Christian Science Sentinel

AdvancedSearch JSH-Online (1883–today)

A graduate's prayer

- Young voices
Adding Bookmark

Bookmark Saved

Bookmarks Loading
Bookmarks Loading

One of the most pressing questions at the forefront of an about-to-be-a-college-graduate’s thought, whether they have a next step outlined or not, is, “What am I going to do with my life?” And along with that question come the follow-ups: “Am I going to have a fulfilling life? Am I going to make a difference in the world?” 

Having just graduated from college earlier this year, I know how these questions tend to hang around as graduation comes and goes. Parents, relatives, friends, and colleagues inquire about your next steps as senior year winds down and the day you walk across the stage gets closer. Some graduates love hearing this question because they have the next step outlined and are excited to share their plans to go to grad school, start a new job, move to a new city, travel abroad, or even spend the summer as a camp counselor before diving into the “real world.” Others dread this question because they don’t know what the next step is and maybe feel embarrassed about not having what are perceived as noble plans ahead of them. When I was asked the question, I would tell people that I had plans to spend the summer with my parents in Connecticut before moving to California at the end of the summer, and would be devoting myself to my practice of Christian Science. 

One of the first things I realized as I prayed about my next steps was that those who ask questions about the future aren’t there to judge whether or not you’ve got a bright or an uncertain path ahead of you. They ask out of love and compassion, wanting to know that you’re supplied and have an exciting path ahead of you. And you do. But that promise doesn’t come from acceptance into grad school, a job offer, or even returning to your parent’s house. That promise comes from God.

I’m reminded that one’s happiness, success, and supply are not linked to an occupation or a geographical location. Where you live and what you do are simply natural manifestations of God’s abiding love for you, and you can fearlessly follow His direction. As an idea of God you always have been, are, and always will be a perfect reflection of your Maker, inheriting all the qualities of God and receiving the infinite blessings that your Father-Mother is always imparting to you. 

It’s also helpful to remember that no one asking the question “What’s next?” expects you to respond with “I’m going to be the president of the United States,” “I’m going to walk on the moon,” or “I’m going to end world hunger.” You may accomplish any of those noble goals, but you aren’t expected to do it by tomorrow! 

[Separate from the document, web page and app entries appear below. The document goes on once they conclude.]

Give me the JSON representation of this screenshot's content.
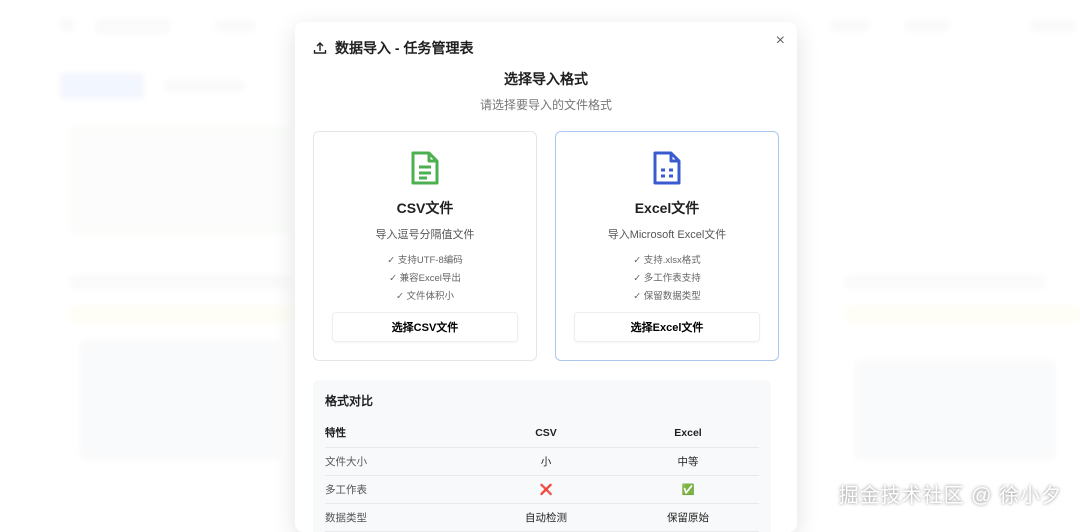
{
  "modal": {
    "title": "数据导入 - 任务管理表",
    "heading": "选择导入格式",
    "subtitle": "请选择要导入的文件格式",
    "cards": [
      {
        "title": "CSV文件",
        "desc": "导入逗号分隔值文件",
        "features": [
          "✓ 支持UTF-8编码",
          "✓ 兼容Excel导出",
          "✓ 文件体积小"
        ],
        "button": "选择CSV文件",
        "icon": "file-text-icon",
        "color": "#4caf50"
      },
      {
        "title": "Excel文件",
        "desc": "导入Microsoft Excel文件",
        "features": [
          "✓ 支持.xlsx格式",
          "✓ 多工作表支持",
          "✓ 保留数据类型"
        ],
        "button": "选择Excel文件",
        "icon": "spreadsheet-icon",
        "color": "#3a5bd0"
      }
    ],
    "comparison": {
      "title": "格式对比",
      "headers": [
        "特性",
        "CSV",
        "Excel"
      ],
      "rows": [
        [
          "文件大小",
          "小",
          "中等"
        ],
        [
          "多工作表",
          "❌",
          "✅"
        ],
        [
          "数据类型",
          "自动检测",
          "保留原始"
        ]
      ]
    }
  },
  "watermark": "掘金技术社区 @ 徐小夕"
}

Sometime during the beginning of my senior year I read that the average adult has seven different careers before the time they retire. Not just seven different jobs in the same industry, but seven different careers in different industries. So we certainly don’t need to feel a pressure to define what our path ahead of us is going to look like. That would only be limiting the wonderful plan that God has for us.

As I keep praying to follow God’s plan for my future, I’m comforted by the fact that whether we’ve recently graduated from college, are navigating a career change, or are looking at new opportunities of any kind, we can feel assured in the promise of a fulfilling life that will nurture us, protect us, and supply us. And that promise can be “cashed in” right now.  

The world has great need of your love right here in this instant. You’re valuable beyond understanding. So go forward in whatever your adventure is, and “let your light so shine before men, that they may see your good works, and glorify your Father which is in heaven” (Matthew 5:16). 

,

Access more great articles like this

Welcome to JSH-Online, the home of the digital editions of The Christian Science Journal, Sentinel, and Herald. We hope you'll enjoy this article that has been shared with you.To learn more about JSH-Online visit our Learn More page or subscribe to receive full access to the entire archive of these periodicals, and to new text and audio content added daily.

Subscribe today

Please log in to view and post comments.